Monday, October 10, 2005
There was celebration aplenty Friday night at the Barns at Wolf Trap: The Moscow Chamber Orchestra is marking its 50th season, the Barns its 25th.
The 17-member MCO retains almost the precision of a well-drilled string quartet. Yet it sounded as resonant as a much larger ensemble, thanks to the acoustics of Wolf Trap's 1731 barn-turned-concert-hall. Conductor Constantine Orbelian brightened the evening immediately with Grieg's "Holberg Suite," which featured warm sound, unusually clear pizzicati and especially fine cello playing.
Principal cellist Alexander Zagorinsky brought great warmth and richness of tone to Tchaikovsky's Pezzo Capriccioso in B Minor, handling its dramatic opening and difficult scurrying runs with equal ease.
Shostakovich's anguished Chamber Symphony in C Minor, an arrangement of his String Quartet No. 8 by MCO founder Rudolf Barshai, darkened the mood considerably. This is taut, dour music, filled with self-quotations and bits of Wagner and Tchaikovsky -- assembled as autobiography, not pastiche. The MCO's precise playing perfectly suited this compressed, angular work.
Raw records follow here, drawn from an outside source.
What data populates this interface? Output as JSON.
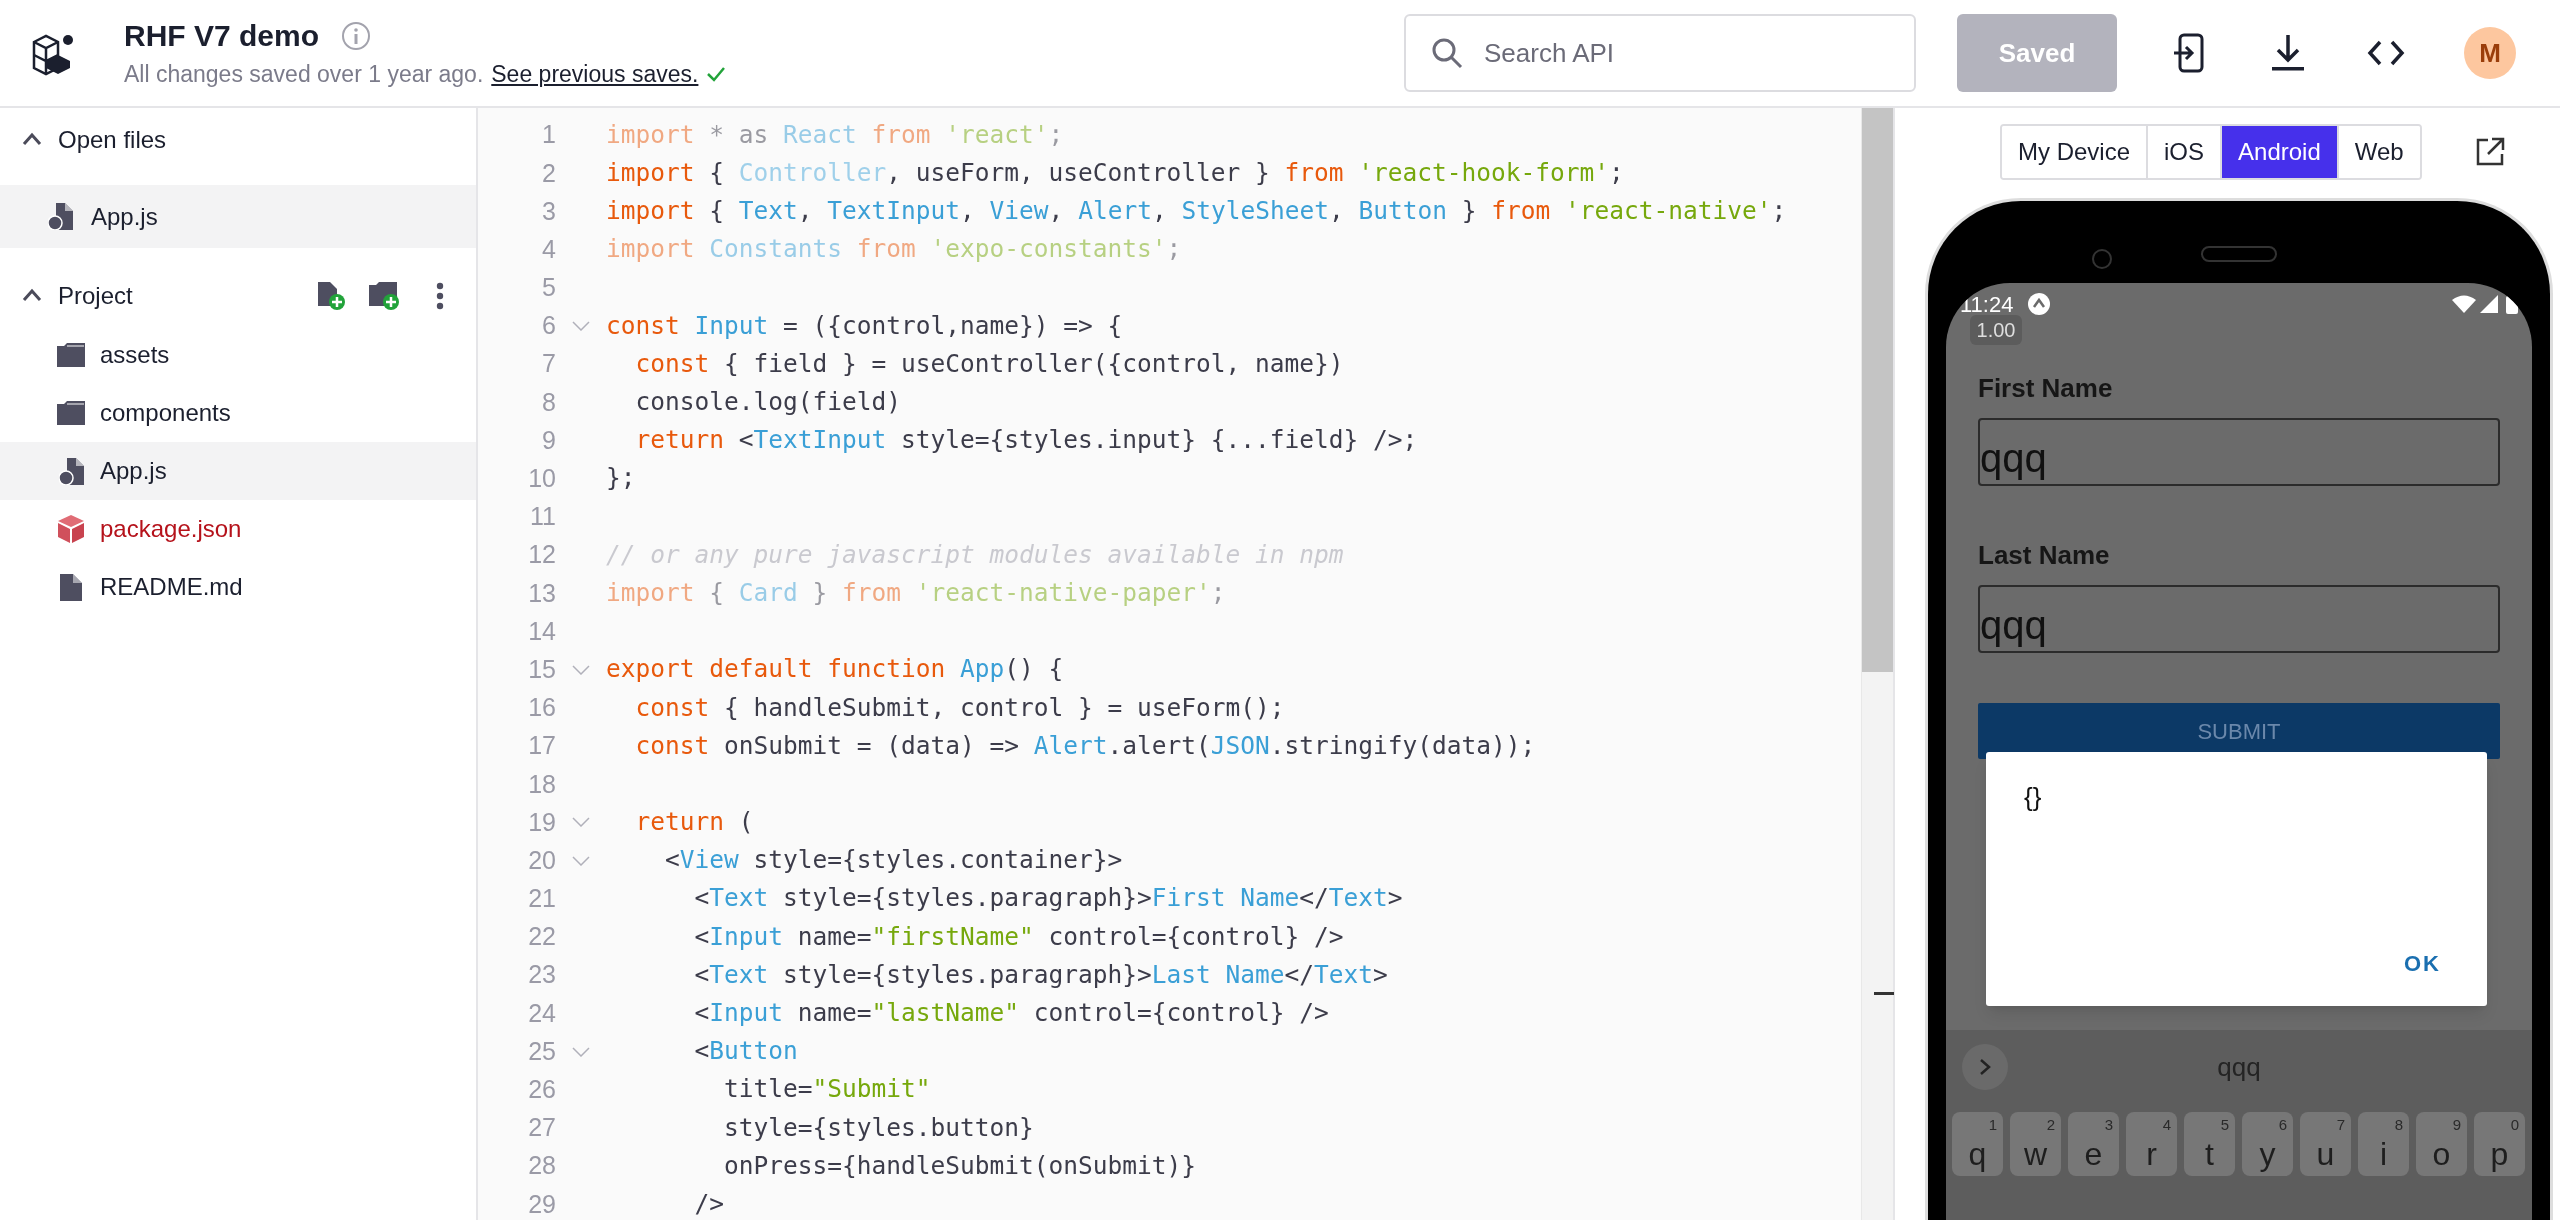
{
  "header": {
    "title": "RHF V7 demo",
    "status": "All changes saved over 1 year ago.",
    "history_link": "See previous saves.",
    "search": {
      "placeholder": "Search API"
    },
    "save_button": {
      "label": "Saved",
      "disabled": true
    },
    "avatar": "M"
  },
  "sidebar": {
    "open_files": {
      "label": "Open files",
      "expanded": true,
      "files": [
        {
          "name": "App.js",
          "selected": true
        }
      ]
    },
    "project": {
      "label": "Project",
      "expanded": true,
      "items": [
        {
          "name": "assets",
          "kind": "folder",
          "selected": false
        },
        {
          "name": "components",
          "kind": "folder",
          "selected": false
        },
        {
          "name": "App.js",
          "kind": "script",
          "selected": true
        },
        {
          "name": "package.json",
          "kind": "package",
          "selected": false
        },
        {
          "name": "README.md",
          "kind": "document",
          "selected": false
        }
      ]
    }
  },
  "editor": {
    "lines": [
      {
        "n": "1",
        "faded": true,
        "fold": false,
        "tokens": [
          {
            "text": "import ",
            "kind": "kw"
          },
          {
            "text": "* as ",
            "kind": "plain"
          },
          {
            "text": "React ",
            "kind": "id"
          },
          {
            "text": "from ",
            "kind": "kw"
          },
          {
            "text": "'react'",
            "kind": "str"
          },
          {
            "text": ";",
            "kind": "plain"
          }
        ]
      },
      {
        "n": "2",
        "faded": false,
        "fold": false,
        "tokens": [
          {
            "text": "import ",
            "kind": "kw"
          },
          {
            "text": "{ ",
            "kind": "plain"
          },
          {
            "text": "Controller",
            "kind": "unused"
          },
          {
            "text": ", useForm, useController } ",
            "kind": "plain"
          },
          {
            "text": "from ",
            "kind": "kw"
          },
          {
            "text": "'react-hook-form'",
            "kind": "str"
          },
          {
            "text": ";",
            "kind": "plain"
          }
        ]
      },
      {
        "n": "3",
        "faded": false,
        "fold": false,
        "tokens": [
          {
            "text": "import ",
            "kind": "kw"
          },
          {
            "text": "{ ",
            "kind": "plain"
          },
          {
            "text": "Text",
            "kind": "id"
          },
          {
            "text": ", ",
            "kind": "plain"
          },
          {
            "text": "TextInput",
            "kind": "id"
          },
          {
            "text": ", ",
            "kind": "plain"
          },
          {
            "text": "View",
            "kind": "id"
          },
          {
            "text": ", ",
            "kind": "plain"
          },
          {
            "text": "Alert",
            "kind": "id"
          },
          {
            "text": ", ",
            "kind": "plain"
          },
          {
            "text": "StyleSheet",
            "kind": "id"
          },
          {
            "text": ", ",
            "kind": "plain"
          },
          {
            "text": "Button",
            "kind": "id"
          },
          {
            "text": " } ",
            "kind": "plain"
          },
          {
            "text": "from ",
            "kind": "kw"
          },
          {
            "text": "'react-native'",
            "kind": "str"
          },
          {
            "text": ";",
            "kind": "plain"
          }
        ]
      },
      {
        "n": "4",
        "faded": true,
        "fold": false,
        "tokens": [
          {
            "text": "import ",
            "kind": "kw"
          },
          {
            "text": "Constants ",
            "kind": "id"
          },
          {
            "text": "from ",
            "kind": "kw"
          },
          {
            "text": "'expo-constants'",
            "kind": "str"
          },
          {
            "text": ";",
            "kind": "plain"
          }
        ]
      },
      {
        "n": "5",
        "fold": false
      },
      {
        "n": "6",
        "faded": false,
        "fold": true,
        "tokens": [
          {
            "text": "const ",
            "kind": "kw"
          },
          {
            "text": "Input",
            "kind": "id"
          },
          {
            "text": " = ({control,name}) => {",
            "kind": "plain"
          }
        ]
      },
      {
        "n": "7",
        "faded": false,
        "fold": false,
        "tokens": [
          {
            "text": "  const ",
            "kind": "kw"
          },
          {
            "text": "{ field } = useController({control, name})",
            "kind": "plain"
          }
        ]
      },
      {
        "n": "8",
        "faded": false,
        "fold": false,
        "tokens": [
          {
            "text": "  console.log(field)",
            "kind": "plain"
          }
        ]
      },
      {
        "n": "9",
        "faded": false,
        "fold": false,
        "tokens": [
          {
            "text": "  return ",
            "kind": "kw"
          },
          {
            "text": "<",
            "kind": "plain"
          },
          {
            "text": "TextInput",
            "kind": "id"
          },
          {
            "text": " style={styles.input} {...field} />;",
            "kind": "plain"
          }
        ]
      },
      {
        "n": "10",
        "faded": false,
        "fold": false,
        "tokens": [
          {
            "text": "};",
            "kind": "plain"
          }
        ]
      },
      {
        "n": "11",
        "fold": false
      },
      {
        "n": "12",
        "faded": true,
        "fold": false,
        "tokens": [
          {
            "text": "// or any pure javascript modules available in npm",
            "kind": "comment"
          }
        ]
      },
      {
        "n": "13",
        "faded": true,
        "fold": false,
        "tokens": [
          {
            "text": "import ",
            "kind": "kw"
          },
          {
            "text": "{ ",
            "kind": "plain"
          },
          {
            "text": "Card",
            "kind": "id"
          },
          {
            "text": " } ",
            "kind": "plain"
          },
          {
            "text": "from ",
            "kind": "kw"
          },
          {
            "text": "'react-native-paper'",
            "kind": "str"
          },
          {
            "text": ";",
            "kind": "plain"
          }
        ]
      },
      {
        "n": "14",
        "fold": false
      },
      {
        "n": "15",
        "faded": false,
        "fold": true,
        "tokens": [
          {
            "text": "export default function ",
            "kind": "kw"
          },
          {
            "text": "App",
            "kind": "id"
          },
          {
            "text": "() {",
            "kind": "plain"
          }
        ]
      },
      {
        "n": "16",
        "faded": false,
        "fold": false,
        "tokens": [
          {
            "text": "  const ",
            "kind": "kw"
          },
          {
            "text": "{ handleSubmit, control } = useForm();",
            "kind": "plain"
          }
        ]
      },
      {
        "n": "17",
        "faded": false,
        "fold": false,
        "tokens": [
          {
            "text": "  const ",
            "kind": "kw"
          },
          {
            "text": "onSubmit = (data) => ",
            "kind": "plain"
          },
          {
            "text": "Alert",
            "kind": "id"
          },
          {
            "text": ".alert(",
            "kind": "plain"
          },
          {
            "text": "JSON",
            "kind": "id"
          },
          {
            "text": ".stringify(data));",
            "kind": "plain"
          }
        ]
      },
      {
        "n": "18",
        "fold": false
      },
      {
        "n": "19",
        "faded": false,
        "fold": true,
        "tokens": [
          {
            "text": "  return ",
            "kind": "kw"
          },
          {
            "text": "(",
            "kind": "plain"
          }
        ]
      },
      {
        "n": "20",
        "faded": false,
        "fold": true,
        "tokens": [
          {
            "text": "    <",
            "kind": "plain"
          },
          {
            "text": "View",
            "kind": "id"
          },
          {
            "text": " style={styles.container}>",
            "kind": "plain"
          }
        ]
      },
      {
        "n": "21",
        "faded": false,
        "fold": false,
        "tokens": [
          {
            "text": "      <",
            "kind": "plain"
          },
          {
            "text": "Text",
            "kind": "id"
          },
          {
            "text": " style={styles.paragraph}>",
            "kind": "plain"
          },
          {
            "text": "First Name",
            "kind": "id"
          },
          {
            "text": "</",
            "kind": "plain"
          },
          {
            "text": "Text",
            "kind": "id"
          },
          {
            "text": ">",
            "kind": "plain"
          }
        ]
      },
      {
        "n": "22",
        "faded": false,
        "fold": false,
        "tokens": [
          {
            "text": "      <",
            "kind": "plain"
          },
          {
            "text": "Input",
            "kind": "id"
          },
          {
            "text": " name=",
            "kind": "plain"
          },
          {
            "text": "\"firstName\"",
            "kind": "str"
          },
          {
            "text": " control={control} />",
            "kind": "plain"
          }
        ]
      },
      {
        "n": "23",
        "faded": false,
        "fold": false,
        "tokens": [
          {
            "text": "      <",
            "kind": "plain"
          },
          {
            "text": "Text",
            "kind": "id"
          },
          {
            "text": " style={styles.paragraph}>",
            "kind": "plain"
          },
          {
            "text": "Last Name",
            "kind": "id"
          },
          {
            "text": "</",
            "kind": "plain"
          },
          {
            "text": "Text",
            "kind": "id"
          },
          {
            "text": ">",
            "kind": "plain"
          }
        ]
      },
      {
        "n": "24",
        "faded": false,
        "fold": false,
        "tokens": [
          {
            "text": "      <",
            "kind": "plain"
          },
          {
            "text": "Input",
            "kind": "id"
          },
          {
            "text": " name=",
            "kind": "plain"
          },
          {
            "text": "\"lastName\"",
            "kind": "str"
          },
          {
            "text": " control={control} />",
            "kind": "plain"
          }
        ]
      },
      {
        "n": "25",
        "faded": false,
        "fold": true,
        "tokens": [
          {
            "text": "      <",
            "kind": "plain"
          },
          {
            "text": "Button",
            "kind": "id"
          }
        ]
      },
      {
        "n": "26",
        "faded": false,
        "fold": false,
        "tokens": [
          {
            "text": "        title=",
            "kind": "plain"
          },
          {
            "text": "\"Submit\"",
            "kind": "str"
          }
        ]
      },
      {
        "n": "27",
        "faded": false,
        "fold": false,
        "tokens": [
          {
            "text": "        style={styles.button}",
            "kind": "plain"
          }
        ]
      },
      {
        "n": "28",
        "faded": false,
        "fold": false,
        "tokens": [
          {
            "text": "        onPress={handleSubmit(onSubmit)}",
            "kind": "plain"
          }
        ]
      },
      {
        "n": "29",
        "faded": false,
        "fold": false,
        "tokens": [
          {
            "text": "      />",
            "kind": "plain"
          }
        ]
      }
    ]
  },
  "preview": {
    "tabs": [
      {
        "label": "My Device",
        "selected": false
      },
      {
        "label": "iOS",
        "selected": false
      },
      {
        "label": "Android",
        "selected": true
      },
      {
        "label": "Web",
        "selected": false
      }
    ],
    "phone": {
      "time": "11:24",
      "scale_badge": "1.00",
      "fields": [
        {
          "label": "First Name",
          "value": "qqq"
        },
        {
          "label": "Last Name",
          "value": "qqq"
        }
      ],
      "submit": "SUBMIT",
      "dialog": {
        "message": "{}",
        "ok": "OK"
      },
      "keyboard": {
        "suggestion": "qqq",
        "keys": [
          {
            "letter": "q",
            "hint": "1"
          },
          {
            "letter": "w",
            "hint": "2"
          },
          {
            "letter": "e",
            "hint": "3"
          },
          {
            "letter": "r",
            "hint": "4"
          },
          {
            "letter": "t",
            "hint": "5"
          },
          {
            "letter": "y",
            "hint": "6"
          },
          {
            "letter": "u",
            "hint": "7"
          },
          {
            "letter": "i",
            "hint": "8"
          },
          {
            "letter": "o",
            "hint": "9"
          },
          {
            "letter": "p",
            "hint": "0"
          }
        ]
      }
    }
  }
}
Barshai's arrangement of Prokofiev's five piano trifles, "Visions Fugitives," opened the second half with fine ensemble work and more excellent pizzicati. Then came an amazingly lush Tchaikovsky Serenade for Strings. The waltz was played with wonderful lilt and delicacy, the cellos' sound had the richness of melted butter in the "Elegie," and the precision of the speedy finale was remarkable. It was as if there were magic in the wood -- both the wood of the instruments and that of the Barns.
-- Mark J. Estren